#### MATERIAL FOR THIS TASK:
=== Begin Enclosure ===

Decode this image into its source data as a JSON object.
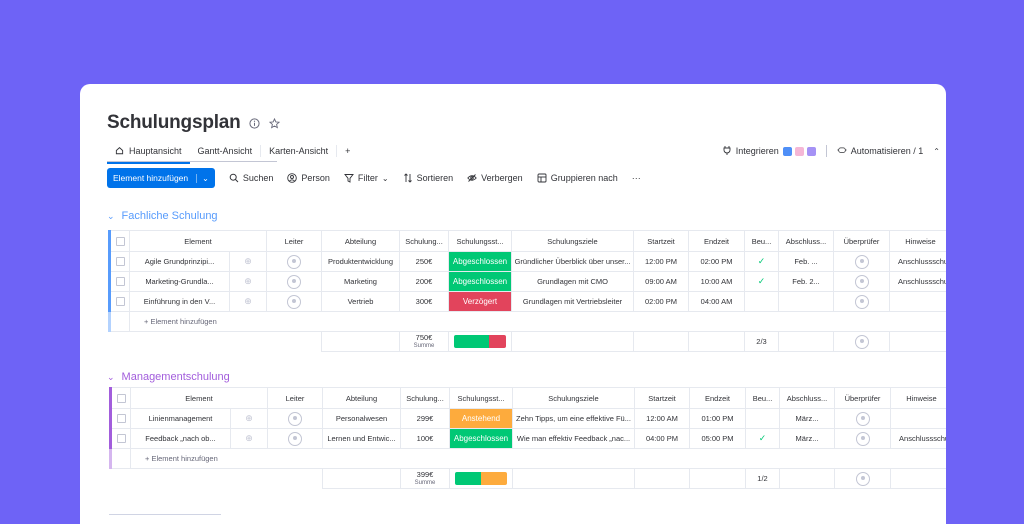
{
  "title": "Schulungsplan",
  "tabs": [
    {
      "label": "Hauptansicht"
    },
    {
      "label": "Gantt-Ansicht"
    },
    {
      "label": "Karten-Ansicht"
    },
    {
      "label": "+"
    }
  ],
  "integrate_label": "Integrieren",
  "automate_label": "Automatisieren / 1",
  "toolbar": {
    "new_item": "Element hinzufügen",
    "search": "Suchen",
    "person": "Person",
    "filter": "Filter",
    "sort": "Sortieren",
    "hide": "Verbergen",
    "group_by": "Gruppieren nach",
    "more": "···"
  },
  "columns": [
    "Element",
    "Leiter",
    "Abteilung",
    "Schulung...",
    "Schulungsst...",
    "Schulungsziele",
    "Startzeit",
    "Endzeit",
    "Beu...",
    "Abschluss...",
    "Überprüfer",
    "Hinweise"
  ],
  "groups": [
    {
      "name": "Fachliche Schulung",
      "color": "#579bfc",
      "columns": [
        "Element",
        "Leiter",
        "Abteilung",
        "Schulung...",
        "Schulungsst...",
        "Schulungsziele",
        "Startzeit",
        "Endzeit",
        "Beu...",
        "Abschluss...",
        "Überprüfer",
        "Hinweise"
      ],
      "rows": [
        {
          "name": "Agile Grundprinzipi...",
          "dept": "Produktentwicklung",
          "cost": "250€",
          "status": "Abgeschlossen",
          "status_color": "#00c875",
          "goal": "Gründlicher Überblick über unser...",
          "start": "12:00 PM",
          "end": "02:00 PM",
          "approved": "✓",
          "completion": "Feb. ...",
          "notes": "Anschlussschu"
        },
        {
          "name": "Marketing-Grundla...",
          "dept": "Marketing",
          "cost": "200€",
          "status": "Abgeschlossen",
          "status_color": "#00c875",
          "goal": "Grundlagen mit CMO",
          "start": "09:00 AM",
          "end": "10:00 AM",
          "approved": "✓",
          "completion": "Feb. 2...",
          "notes": "Anschlussschu"
        },
        {
          "name": "Einführung in den V...",
          "dept": "Vertrieb",
          "cost": "300€",
          "status": "Verzögert",
          "status_color": "#e2445c",
          "goal": "Grundlagen mit Vertriebsleiter",
          "start": "02:00 PM",
          "end": "04:00 AM",
          "approved": "",
          "completion": "",
          "notes": ""
        }
      ],
      "add_label": "+ Element hinzufügen",
      "summary": {
        "sum": "750€",
        "sum_label": "Summe",
        "approved": "2/3",
        "status_bar": [
          {
            "color": "#00c875",
            "share": 0.67
          },
          {
            "color": "#e2445c",
            "share": 0.33
          }
        ]
      }
    },
    {
      "name": "Managementschulung",
      "color": "#a25ddc",
      "columns": [
        "Element",
        "Leiter",
        "Abteilung",
        "Schulung...",
        "Schulungsst...",
        "Schulungsziele",
        "Startzeit",
        "Endzeit",
        "Beu...",
        "Abschluss...",
        "Überprüfer",
        "Hinweise"
      ],
      "rows": [
        {
          "name": "Linienmanagement",
          "dept": "Personalwesen",
          "cost": "299€",
          "status": "Anstehend",
          "status_color": "#fdab3d",
          "goal": "Zehn Tipps, um eine effektive Fü...",
          "start": "12:00 AM",
          "end": "01:00 PM",
          "approved": "",
          "completion": "März...",
          "notes": ""
        },
        {
          "name": "Feedback „nach ob...",
          "dept": "Lernen und Entwic...",
          "cost": "100€",
          "status": "Abgeschlossen",
          "status_color": "#00c875",
          "goal": "Wie man effektiv Feedback „nac...",
          "start": "04:00 PM",
          "end": "05:00 PM",
          "approved": "✓",
          "completion": "März...",
          "notes": "Anschlussschu"
        }
      ],
      "add_label": "+ Element hinzufügen",
      "summary": {
        "sum": "399€",
        "sum_label": "Summe",
        "approved": "1/2",
        "status_bar": [
          {
            "color": "#00c875",
            "share": 0.5
          },
          {
            "color": "#fdab3d",
            "share": 0.5
          }
        ]
      }
    }
  ]
}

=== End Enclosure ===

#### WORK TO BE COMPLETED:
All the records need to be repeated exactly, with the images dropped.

#### SOLVED EXERCISE:
Decode this image into its source data as a JSON object.
{
  "title": "Schulungsplan",
  "tabs": [
    {
      "label": "Hauptansicht"
    },
    {
      "label": "Gantt-Ansicht"
    },
    {
      "label": "Karten-Ansicht"
    },
    {
      "label": "+"
    }
  ],
  "integrate_label": "Integrieren",
  "automate_label": "Automatisieren / 1",
  "toolbar": {
    "new_item": "Element hinzufügen",
    "search": "Suchen",
    "person": "Person",
    "filter": "Filter",
    "sort": "Sortieren",
    "hide": "Verbergen",
    "group_by": "Gruppieren nach",
    "more": "···"
  },
  "columns": [
    "Element",
    "Leiter",
    "Abteilung",
    "Schulung...",
    "Schulungsst...",
    "Schulungsziele",
    "Startzeit",
    "Endzeit",
    "Beu...",
    "Abschluss...",
    "Überprüfer",
    "Hinweise"
  ],
  "groups": [
    {
      "name": "Fachliche Schulung",
      "color": "#579bfc",
      "columns": [
        "Element",
        "Leiter",
        "Abteilung",
        "Schulung...",
        "Schulungsst...",
        "Schulungsziele",
        "Startzeit",
        "Endzeit",
        "Beu...",
        "Abschluss...",
        "Überprüfer",
        "Hinweise"
      ],
      "rows": [
        {
          "name": "Agile Grundprinzipi...",
          "dept": "Produktentwicklung",
          "cost": "250€",
          "status": "Abgeschlossen",
          "status_color": "#00c875",
          "goal": "Gründlicher Überblick über unser...",
          "start": "12:00 PM",
          "end": "02:00 PM",
          "approved": "✓",
          "completion": "Feb. ...",
          "notes": "Anschlussschu"
        },
        {
          "name": "Marketing-Grundla...",
          "dept": "Marketing",
          "cost": "200€",
          "status": "Abgeschlossen",
          "status_color": "#00c875",
          "goal": "Grundlagen mit CMO",
          "start": "09:00 AM",
          "end": "10:00 AM",
          "approved": "✓",
          "completion": "Feb. 2...",
          "notes": "Anschlussschu"
        },
        {
          "name": "Einführung in den V...",
          "dept": "Vertrieb",
          "cost": "300€",
          "status": "Verzögert",
          "status_color": "#e2445c",
          "goal": "Grundlagen mit Vertriebsleiter",
          "start": "02:00 PM",
          "end": "04:00 AM",
          "approved": "",
          "completion": "",
          "notes": ""
        }
      ],
      "add_label": "+ Element hinzufügen",
      "summary": {
        "sum": "750€",
        "sum_label": "Summe",
        "approved": "2/3",
        "status_bar": [
          {
            "color": "#00c875",
            "share": 0.67
          },
          {
            "color": "#e2445c",
            "share": 0.33
          }
        ]
      }
    },
    {
      "name": "Managementschulung",
      "color": "#a25ddc",
      "columns": [
        "Element",
        "Leiter",
        "Abteilung",
        "Schulung...",
        "Schulungsst...",
        "Schulungsziele",
        "Startzeit",
        "Endzeit",
        "Beu...",
        "Abschluss...",
        "Überprüfer",
        "Hinweise"
      ],
      "rows": [
        {
          "name": "Linienmanagement",
          "dept": "Personalwesen",
          "cost": "299€",
          "status": "Anstehend",
          "status_color": "#fdab3d",
          "goal": "Zehn Tipps, um eine effektive Fü...",
          "start": "12:00 AM",
          "end": "01:00 PM",
          "approved": "",
          "completion": "März...",
          "notes": ""
        },
        {
          "name": "Feedback „nach ob...",
          "dept": "Lernen und Entwic...",
          "cost": "100€",
          "status": "Abgeschlossen",
          "status_color": "#00c875",
          "goal": "Wie man effektiv Feedback „nac...",
          "start": "04:00 PM",
          "end": "05:00 PM",
          "approved": "✓",
          "completion": "März...",
          "notes": "Anschlussschu"
        }
      ],
      "add_label": "+ Element hinzufügen",
      "summary": {
        "sum": "399€",
        "sum_label": "Summe",
        "approved": "1/2",
        "status_bar": [
          {
            "color": "#00c875",
            "share": 0.5
          },
          {
            "color": "#fdab3d",
            "share": 0.5
          }
        ]
      }
    }
  ]
}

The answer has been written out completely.